Here’s the full press release:
MAYOR VINCENT C. GRAY ANNOUNCES THE WINNING BID FOR THE HISTORIC LINCOLN THEATRE
(WASHINGTON, D.C.) – Mayor Vincent C. Gray is pleased to join with the Deputy Mayor For Planning and Economic Development (DMPED), DC Commission on the Arts and Humanities (DCCAH) and the Department of General Services (DGS) in announcing the selection of I.M.P., owners of the 9:30 Club, as the winning bid to become the new operator for the Historic Lincoln Theatre, beginning September 2013. The selection of the new operator highlights Mayor Gray’s commitment to a long-term sustainable business plan for the theatre, as well as the city’s efforts to revitalize one of the District of Columbia’s most important and historic cultural landmarks.
I.M.P. demonstrates a proven track record of successfully operating and managing cultural facilities throughout the Washington Metropolitan Area and represents a strong brand of excellence. I.M.P. possesses the experienced leadership necessary to build and sustain a consistent artistic identity for the Lincoln Theatre. Currently, I.M.P. operates the 9:30 Club in Washington, D.C., Merriweather Post Pavilion in Columbia, Maryland and produces concerts in various venues of all sizes throughout the region.
“I applaud the DC Commission on the Arts and Humanities and the Department of General Services for moving this process forward,” said Mayor Gray. “I’m delighted that we can now move forward with I.M.P. and begin revitalizing this immense cultural asset.”
The process of selecting an operator began in January 2012 when Mayor Vincent C. Gray granted oversight of the Lincoln Theatre to the D.C. Commission on the Arts and Humanities (DCCAH). The DCCAH’s primary role was to continue operating the theatre while developing a sustainable long-term business strategy for the theater. The District evaluated the Letters of Intent based upon the economic terms, vision and business model. A shortlist of Offerors was selected to submit detailed backup information as a second round of evaluations. From there, a selection panel of representatives from District government agencies, the local arts community, and Ward One convened to evaluate the short-listed candidates.

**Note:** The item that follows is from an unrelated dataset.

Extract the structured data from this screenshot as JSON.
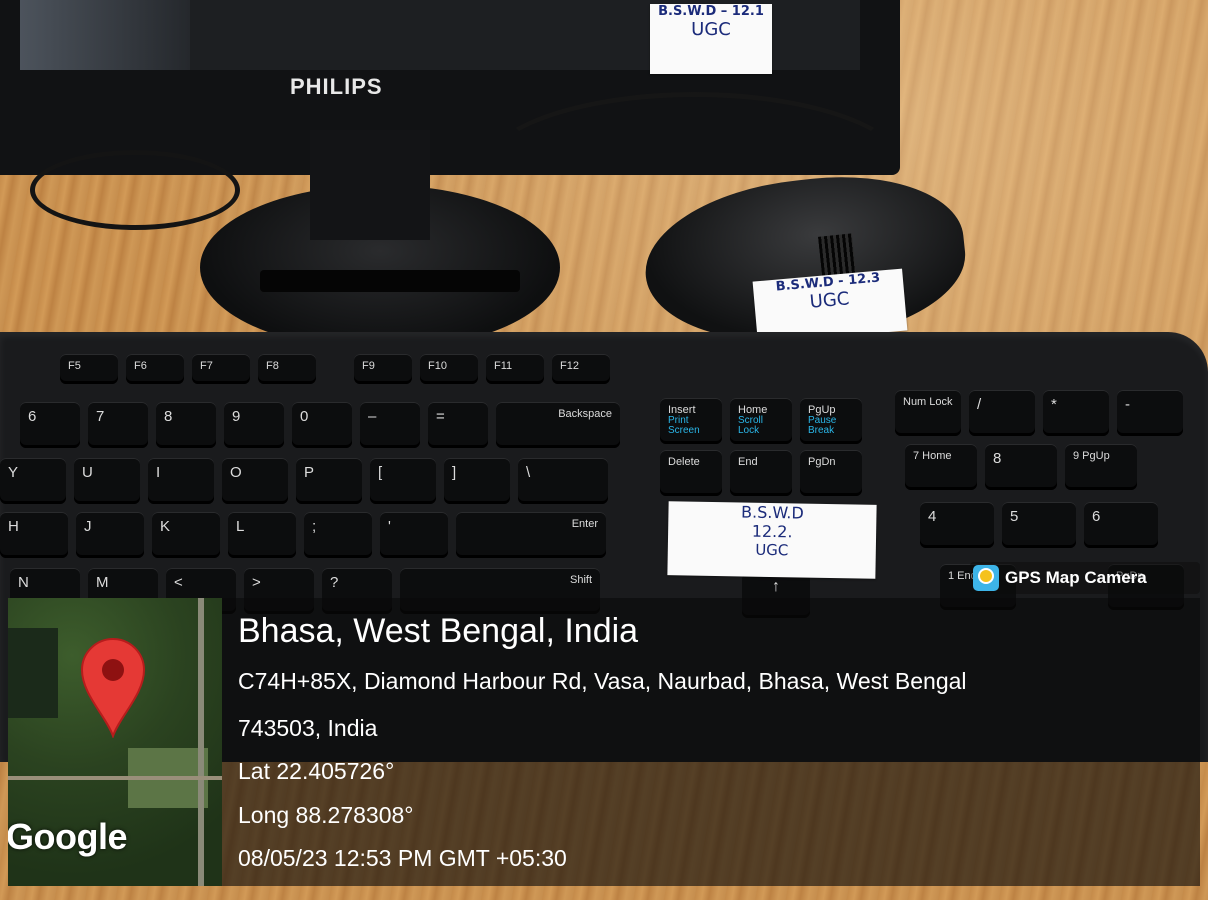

“This selection raises the bar for arts and entertainment in Washington,” said Judith Terra, Chair of the D.C. Commission on the Arts and Humanities. “As we move toward becoming the cultural capital of the United States, our cultural assets that draw residents and visitors to our neighborhoods continue to define the greatness of our city.”

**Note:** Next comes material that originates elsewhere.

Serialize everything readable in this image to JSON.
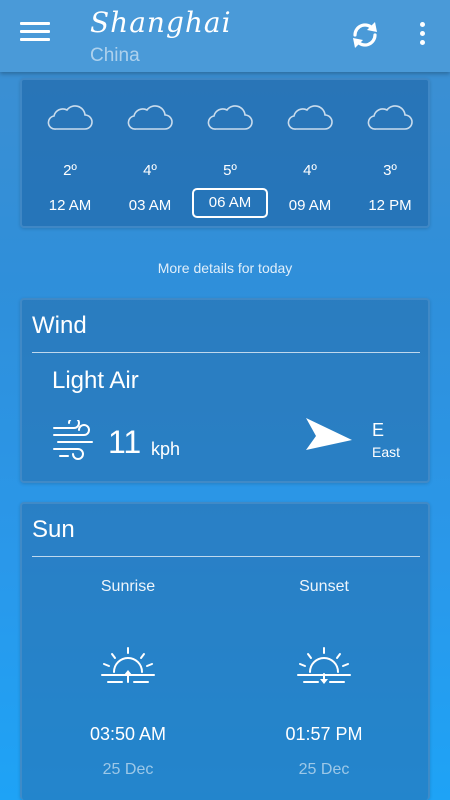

“The Historic Lincoln Theatre has been a cultural landmark in Washington for more than 90 years, and will continue to provide high quality artistic excellence for our residents and visitors,” said Lionell Thomas, Executive Director of the D.C. Commission on the Arts and Humanities. “The new vision for the theater represents the growing diversity of our city.”

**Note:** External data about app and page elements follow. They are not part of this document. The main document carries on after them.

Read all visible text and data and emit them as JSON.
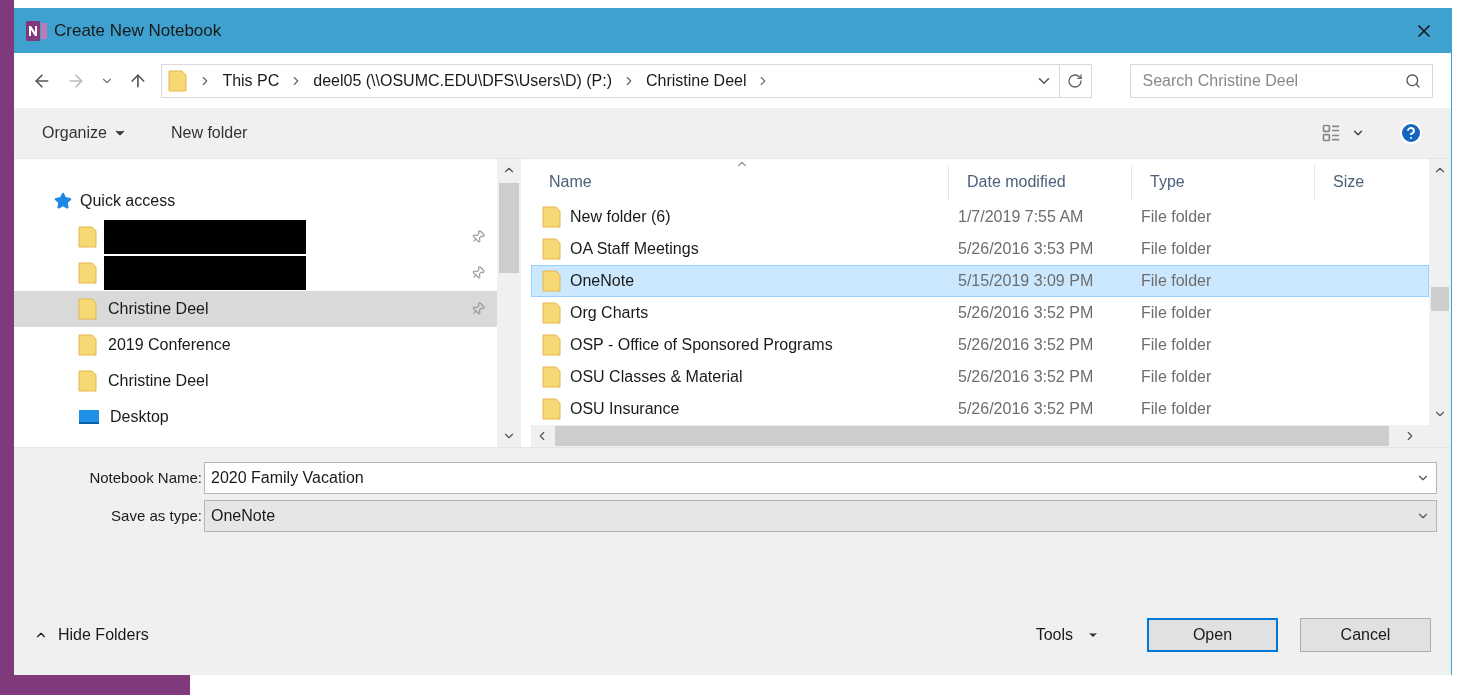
{
  "window": {
    "title": "Create New Notebook"
  },
  "address_bar": {
    "crumbs": [
      "This PC",
      "deel05 (\\\\OSUMC.EDU\\DFS\\Users\\D) (P:)",
      "Christine Deel"
    ]
  },
  "search": {
    "placeholder": "Search Christine Deel"
  },
  "toolbar": {
    "organize": "Organize",
    "new_folder": "New folder"
  },
  "nav": [
    {
      "kind": "group",
      "label": "Quick access",
      "pinned": false,
      "selected": false
    },
    {
      "kind": "redacted",
      "pinned": true,
      "selected": false
    },
    {
      "kind": "redacted",
      "pinned": true,
      "selected": false
    },
    {
      "kind": "folder",
      "label": "Christine Deel",
      "pinned": true,
      "selected": true
    },
    {
      "kind": "folder",
      "label": "2019 Conference",
      "pinned": false,
      "selected": false
    },
    {
      "kind": "folder",
      "label": "Christine Deel",
      "pinned": false,
      "selected": false
    },
    {
      "kind": "desktop",
      "label": "Desktop",
      "pinned": false,
      "selected": false
    }
  ],
  "table": {
    "columns": [
      "Name",
      "Date modified",
      "Type",
      "Size"
    ],
    "rows": [
      {
        "name": "New folder (6)",
        "date": "1/7/2019 7:55 AM",
        "type": "File folder",
        "selected": false
      },
      {
        "name": "OA Staff Meetings",
        "date": "5/26/2016 3:53 PM",
        "type": "File folder",
        "selected": false
      },
      {
        "name": "OneNote",
        "date": "5/15/2019 3:09 PM",
        "type": "File folder",
        "selected": true
      },
      {
        "name": "Org Charts",
        "date": "5/26/2016 3:52 PM",
        "type": "File folder",
        "selected": false
      },
      {
        "name": "OSP - Office of Sponsored Programs",
        "date": "5/26/2016 3:52 PM",
        "type": "File folder",
        "selected": false
      },
      {
        "name": "OSU Classes & Material",
        "date": "5/26/2016 3:52 PM",
        "type": "File folder",
        "selected": false
      },
      {
        "name": "OSU Insurance",
        "date": "5/26/2016 3:52 PM",
        "type": "File folder",
        "selected": false
      }
    ]
  },
  "fields": [
    {
      "kind": "text",
      "label": "Notebook Name:",
      "value": "2020 Family Vacation"
    },
    {
      "kind": "select",
      "label": "Save as type:",
      "value": "OneNote"
    }
  ],
  "hide_folders": "Hide Folders",
  "tools": "Tools",
  "buttons": [
    {
      "label": "Open",
      "default": true
    },
    {
      "label": "Cancel",
      "default": false
    }
  ]
}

“The Department of General Services is very pleased with the outcome of this process that will bring this historic jewel back to life,” said Brian J. Hanlon, DGS Director. “This was a collaborative effort that resulted in selecting a very strong, long-term operator for the Lincoln Theatre.”
“It’s an honor and a thrill to be entrusted with bringing new life to such a wonderful old theatre,” said Seth Hurwitz, chairman of I.M.P. “Who doesn’t love places like this? You walk into it and gasp every time. To be able to make this more a part of people’s lives here again is an opportunity that is truly a privilege. There are so many kinds of shows that we are not able to do at 9:30 Club that we will now have a place for, including many that we had to take out of the city. Although we have been doing this for 33 years, we have added very few venues in our family roster. But this one we couldn’t pass up. The Lincoln is just too cool not to do.”
Photo by Flickr user Steve Snodgrass used under a creative commons license